After checking out Kyle’s background on the Internet, Mike discovers the kid is a championship-caliber wrestler. Mike gets Jackie to agree to let Kyle live with them and enrolls him in school. Kyle joins the wrestling team. He makes friends easily with the other boys on the team. The fortunes of this group of ragtag losers are suddenly turned around and they become galvanized into consistent winners. Just like the title implies, it appears that Mike has lucked into a win-win situation with the extra money and a successful coaching stint.
The truth finally comes out when Cindy shows up. Although estranged for nearly two decades from her dad, she wants to take over as his guardian. She sees this opportunity as a chance to get an advance on her inheritance since Leo is very wealthy. She also wants Kyle to come back to Columbus and live with her.
The supporting players include Bobby Cannavale (The Station Agent) as Mike’s best friend since childhood, Jeffrey Tambor (Arrested Development, The Hangover and The Invention of Lying) as assistant wrestling coach Stephen Vigman and Margo Martindale (Secretariat) as Cindy’s attorney.
It is hard to gain any respect for the frustrated and morally compromised sad-sack attorney in this domestic drama. Giamatti’s uninspired performance grows tiresome. Acting laurels go to Ryan for her rendition of the only realistic and level-headed person. She displays all the qualities worth valuing in a mother and wife. Shaffer makes an impression in a strong debut. He perfectly embodies this uncommunicative, troubled youth who is thoughtful and extremely polite. The bond he forms with his grandfather is touching. In real life, Shaffer is an all-state wrestler.
The strong conversational dialogue can’t salvage the flimsy plot revolving around the choices people make and the way they rationalize their actions. The movie’s emphasis is placed on doing the right thing. The wrestling scenes are poorly choreographed and come across as amateurish. The excessive use of profane language is deplorable for what could have been billed as family-friendly fare. The movie sags over the course of its 106-minute running time.

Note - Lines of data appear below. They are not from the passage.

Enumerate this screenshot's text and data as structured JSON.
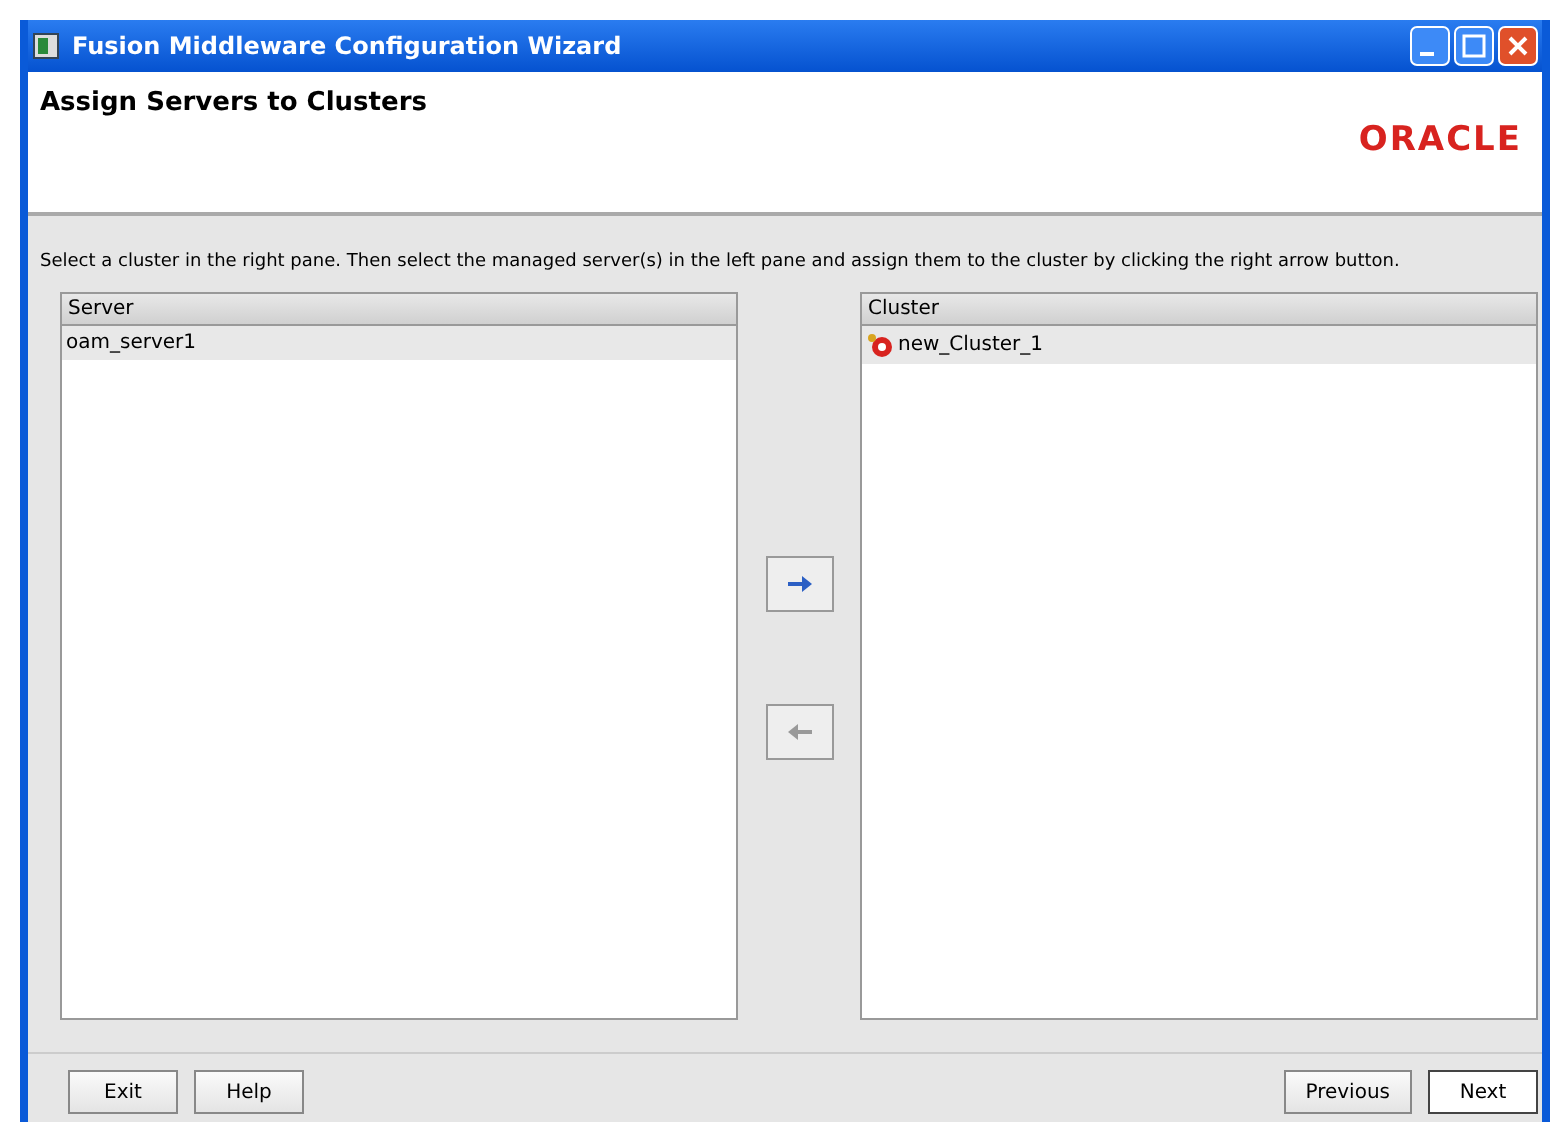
{
  "window": {
    "title": "Fusion Middleware Configuration Wizard"
  },
  "header": {
    "title": "Assign Servers to Clusters",
    "logo": "ORACLE"
  },
  "instruction": "Select a cluster in the right pane. Then select the managed server(s) in the left pane and assign them to the cluster by clicking the right arrow button.",
  "server_pane": {
    "heading": "Server",
    "items": [
      {
        "label": "oam_server1",
        "selected": true
      }
    ]
  },
  "assign_buttons": [
    {
      "kind": "right",
      "disabled": false
    },
    {
      "kind": "left",
      "disabled": true
    }
  ],
  "cluster_pane": {
    "heading": "Cluster",
    "items": [
      {
        "label": "new_Cluster_1",
        "selected": true
      }
    ]
  },
  "buttons": [
    {
      "label": "Exit",
      "default": false
    },
    {
      "label": "Help",
      "default": false
    },
    {
      "label": "Previous",
      "default": false
    },
    {
      "label": "Next",
      "default": true
    }
  ]
}
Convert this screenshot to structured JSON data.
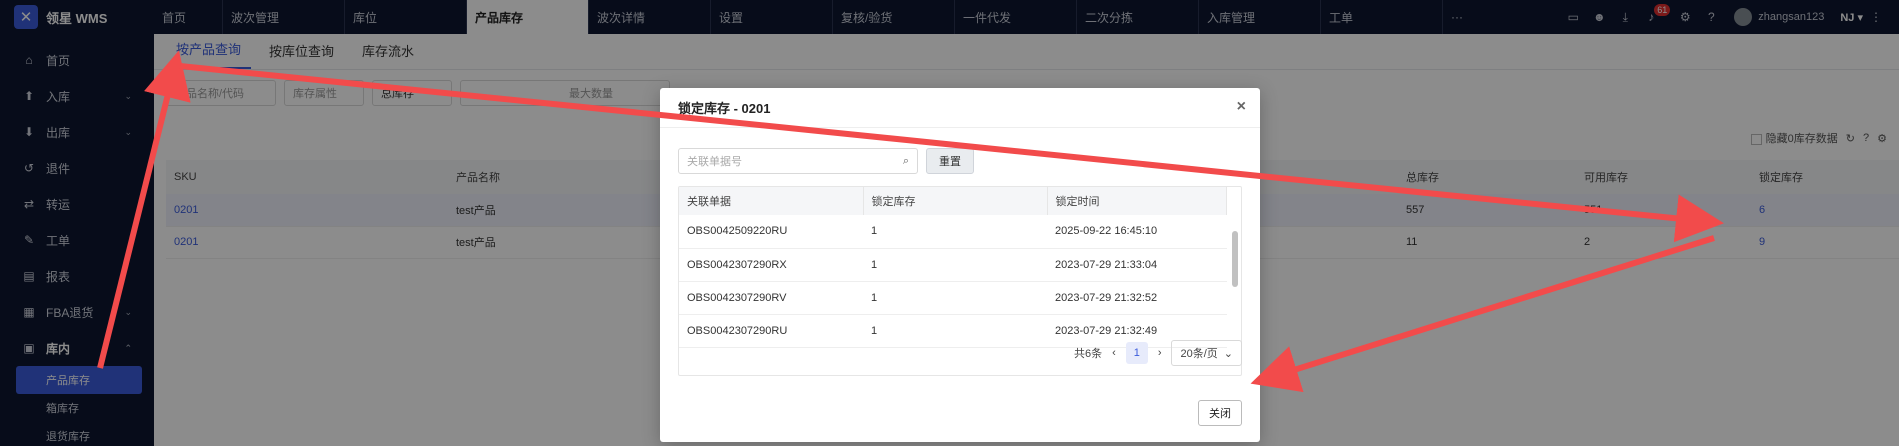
{
  "app": {
    "name": "领星 WMS",
    "logo_glyph": "✕"
  },
  "topnav": [
    {
      "label": "首页"
    },
    {
      "label": "波次管理"
    },
    {
      "label": "库位"
    },
    {
      "label": "产品库存",
      "active": true
    },
    {
      "label": "波次详情"
    },
    {
      "label": "设置"
    },
    {
      "label": "复核/验货"
    },
    {
      "label": "一件代发"
    },
    {
      "label": "二次分拣"
    },
    {
      "label": "入库管理"
    },
    {
      "label": "工单"
    },
    {
      "label": "···"
    }
  ],
  "topright": {
    "badge": "61",
    "username": "zhangsan123",
    "warehouse": "NJ ▾"
  },
  "sidebar": {
    "items": [
      {
        "label": "首页",
        "icon": "home-icon",
        "glyph": "⌂"
      },
      {
        "label": "入库",
        "icon": "inbound-icon",
        "glyph": "⬆",
        "chev": "⌄"
      },
      {
        "label": "出库",
        "icon": "outbound-icon",
        "glyph": "⬇",
        "chev": "⌄"
      },
      {
        "label": "退件",
        "icon": "return-icon",
        "glyph": "↺"
      },
      {
        "label": "转运",
        "icon": "transfer-icon",
        "glyph": "⇄"
      },
      {
        "label": "工单",
        "icon": "workorder-icon",
        "glyph": "✎"
      },
      {
        "label": "报表",
        "icon": "report-icon",
        "glyph": "▤"
      },
      {
        "label": "FBA退货",
        "icon": "fba-icon",
        "glyph": "▦",
        "chev": "⌄"
      },
      {
        "label": "库内",
        "icon": "warehouse-icon",
        "glyph": "▣",
        "chev": "⌃"
      }
    ],
    "sub": [
      {
        "label": "产品库存",
        "active": true
      },
      {
        "label": "箱库存"
      },
      {
        "label": "退货库存"
      }
    ]
  },
  "tabs": [
    {
      "label": "按产品查询",
      "active": true
    },
    {
      "label": "按库位查询"
    },
    {
      "label": "库存流水"
    }
  ],
  "filters": {
    "name_code": "产品名称/代码",
    "attr": "库存属性",
    "total": "总库存",
    "max_qty": "最大数量"
  },
  "toolbar": {
    "hide_zero": "隐藏0库存数据"
  },
  "table": {
    "headers": [
      "SKU",
      "产品名称",
      "",
      "总库存",
      "可用库存",
      "锁定库存"
    ],
    "rows": [
      [
        "0201",
        "test产品",
        "",
        "557",
        "551",
        "6"
      ],
      [
        "0201",
        "test产品",
        "",
        "11",
        "2",
        "9"
      ]
    ]
  },
  "dialog": {
    "title": "锁定库存 - 0201",
    "search_placeholder": "关联单据号",
    "reset_label": "重置",
    "headers": [
      "关联单据",
      "锁定库存",
      "锁定时间"
    ],
    "rows": [
      [
        "OBS0042509220RU",
        "1",
        "2025-09-22 16:45:10"
      ],
      [
        "OBS0042307290RX",
        "1",
        "2023-07-29 21:33:04"
      ],
      [
        "OBS0042307290RV",
        "1",
        "2023-07-29 21:32:52"
      ],
      [
        "OBS0042307290RU",
        "1",
        "2023-07-29 21:32:49"
      ]
    ],
    "total": "共6条",
    "page": "1",
    "page_size": "20条/页",
    "close_label": "关闭"
  }
}
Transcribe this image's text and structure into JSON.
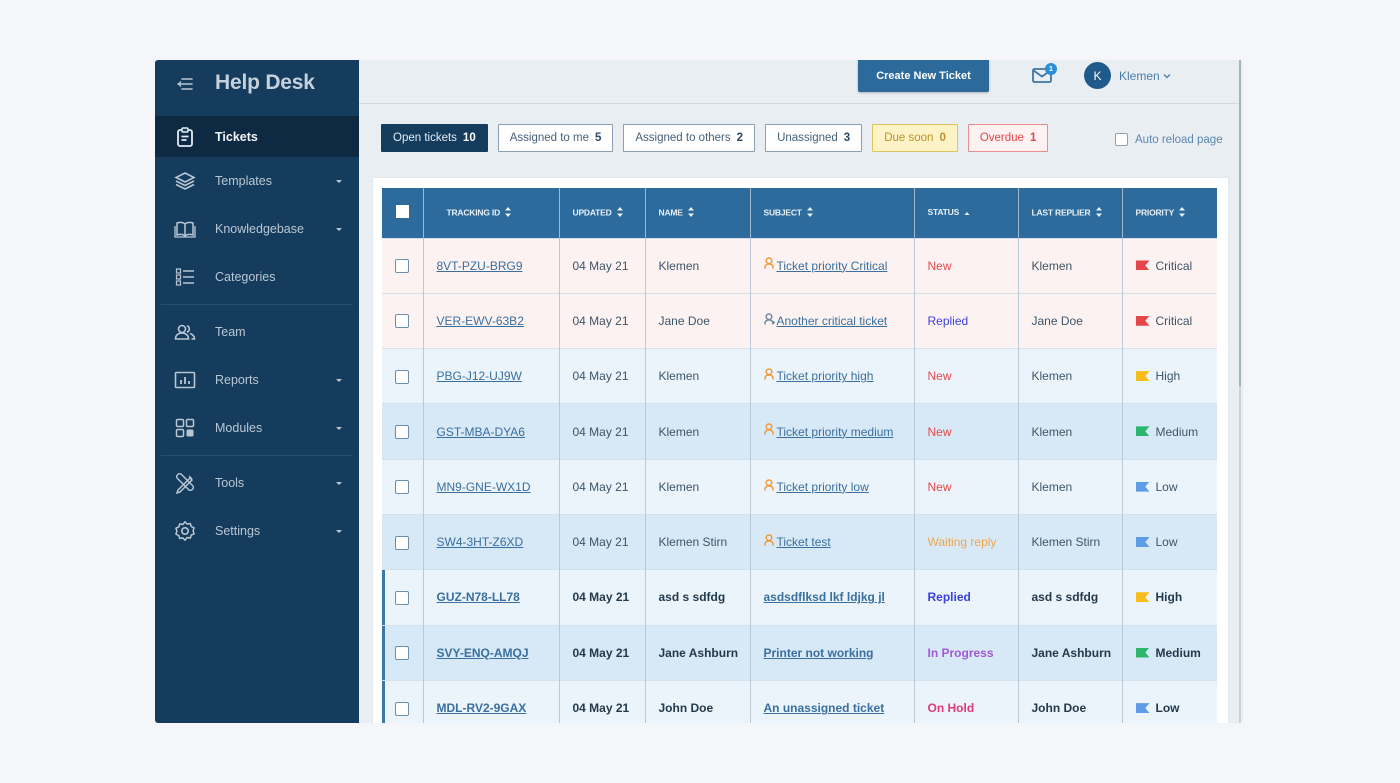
{
  "app": {
    "title": "Help Desk"
  },
  "sidebar": {
    "items": [
      {
        "label": "Tickets",
        "icon": "clipboard-icon",
        "active": true,
        "has_submenu": false
      },
      {
        "label": "Templates",
        "icon": "layers-icon",
        "has_submenu": true
      },
      {
        "label": "Knowledgebase",
        "icon": "book-icon",
        "has_submenu": true
      },
      {
        "label": "Categories",
        "icon": "list-icon",
        "has_submenu": false
      },
      {
        "label": "Team",
        "icon": "users-icon",
        "has_submenu": false
      },
      {
        "label": "Reports",
        "icon": "bar-chart-icon",
        "has_submenu": true
      },
      {
        "label": "Modules",
        "icon": "grid-icon",
        "has_submenu": true
      },
      {
        "label": "Tools",
        "icon": "tools-icon",
        "has_submenu": true
      },
      {
        "label": "Settings",
        "icon": "gear-icon",
        "has_submenu": true
      }
    ]
  },
  "topbar": {
    "create_button": "Create New Ticket",
    "mail_badge": "1",
    "user_initial": "K",
    "user_name": "Klemen"
  },
  "filters": [
    {
      "label": "Open tickets",
      "count": "10",
      "variant": "active"
    },
    {
      "label": "Assigned to me",
      "count": "5",
      "variant": "default"
    },
    {
      "label": "Assigned to others",
      "count": "2",
      "variant": "default"
    },
    {
      "label": "Unassigned",
      "count": "3",
      "variant": "default"
    },
    {
      "label": "Due soon",
      "count": "0",
      "variant": "warn"
    },
    {
      "label": "Overdue",
      "count": "1",
      "variant": "danger"
    }
  ],
  "auto_reload_label": "Auto reload page",
  "table": {
    "columns": [
      "TRACKING ID",
      "UPDATED",
      "NAME",
      "SUBJECT",
      "STATUS",
      "LAST REPLIER",
      "PRIORITY"
    ],
    "sorted_column": "STATUS",
    "rows": [
      {
        "id": "8VT-PZU-BRG9",
        "updated": "04 May 21",
        "name": "Klemen",
        "subject": "Ticket priority Critical",
        "subject_icon": "assigned-user-icon",
        "status": "New",
        "last_replier": "Klemen",
        "priority": "Critical",
        "style": "crit",
        "bold": false,
        "flagged": false
      },
      {
        "id": "VER-EWV-63B2",
        "updated": "04 May 21",
        "name": "Jane Doe",
        "subject": "Another critical ticket",
        "subject_icon": "assign-user-icon",
        "status": "Replied",
        "last_replier": "Jane Doe",
        "priority": "Critical",
        "style": "crit",
        "bold": false,
        "flagged": false
      },
      {
        "id": "PBG-J12-UJ9W",
        "updated": "04 May 21",
        "name": "Klemen",
        "subject": "Ticket priority high",
        "subject_icon": "assigned-user-icon",
        "status": "New",
        "last_replier": "Klemen",
        "priority": "High",
        "style": "alt1",
        "bold": false,
        "flagged": false
      },
      {
        "id": "GST-MBA-DYA6",
        "updated": "04 May 21",
        "name": "Klemen",
        "subject": "Ticket priority medium",
        "subject_icon": "assigned-user-icon",
        "status": "New",
        "last_replier": "Klemen",
        "priority": "Medium",
        "style": "alt2",
        "bold": false,
        "flagged": false
      },
      {
        "id": "MN9-GNE-WX1D",
        "updated": "04 May 21",
        "name": "Klemen",
        "subject": "Ticket priority low",
        "subject_icon": "assigned-user-icon",
        "status": "New",
        "last_replier": "Klemen",
        "priority": "Low",
        "style": "alt1",
        "bold": false,
        "flagged": false
      },
      {
        "id": "SW4-3HT-Z6XD",
        "updated": "04 May 21",
        "name": "Klemen Stirn",
        "subject": "Ticket test",
        "subject_icon": "assigned-user-icon",
        "status": "Waiting reply",
        "last_replier": "Klemen Stirn",
        "priority": "Low",
        "style": "alt2",
        "bold": false,
        "flagged": false
      },
      {
        "id": "GUZ-N78-LL78",
        "updated": "04 May 21",
        "name": "asd s sdfdg",
        "subject": "asdsdflksd lkf ldjkg jl",
        "subject_icon": "",
        "status": "Replied",
        "last_replier": "asd s sdfdg",
        "priority": "High",
        "style": "alt1",
        "bold": true,
        "flagged": true
      },
      {
        "id": "SVY-ENQ-AMQJ",
        "updated": "04 May 21",
        "name": "Jane Ashburn",
        "subject": "Printer not working",
        "subject_icon": "",
        "status": "In Progress",
        "last_replier": "Jane Ashburn",
        "priority": "Medium",
        "style": "alt2",
        "bold": true,
        "flagged": true
      },
      {
        "id": "MDL-RV2-9GAX",
        "updated": "04 May 21",
        "name": "John Doe",
        "subject": "An unassigned ticket",
        "subject_icon": "",
        "status": "On Hold",
        "last_replier": "John Doe",
        "priority": "Low",
        "style": "alt1",
        "bold": true,
        "flagged": true
      }
    ]
  },
  "colors": {
    "status": {
      "New": "#e8484b",
      "Replied": "#3b3fe0",
      "Waiting reply": "#f0a64a",
      "In Progress": "#a15ad6",
      "On Hold": "#e0397a"
    },
    "priority": {
      "Critical": "#e4474a",
      "High": "#f7bd1a",
      "Medium": "#2fb66d",
      "Low": "#5f9ce8"
    },
    "subject_icon": {
      "assigned-user-icon": "#f0983a",
      "assign-user-icon": "#6f8aa0"
    }
  }
}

Win Win premiered at the 2011 Sundance Film Festival. This eccentric moral fable should appeal strictly to the art house crowd. It opens at AMC Studio 30, the Glenwood Arts and the Tivoli in Westport.
Keith Cohen "The Movie Guy"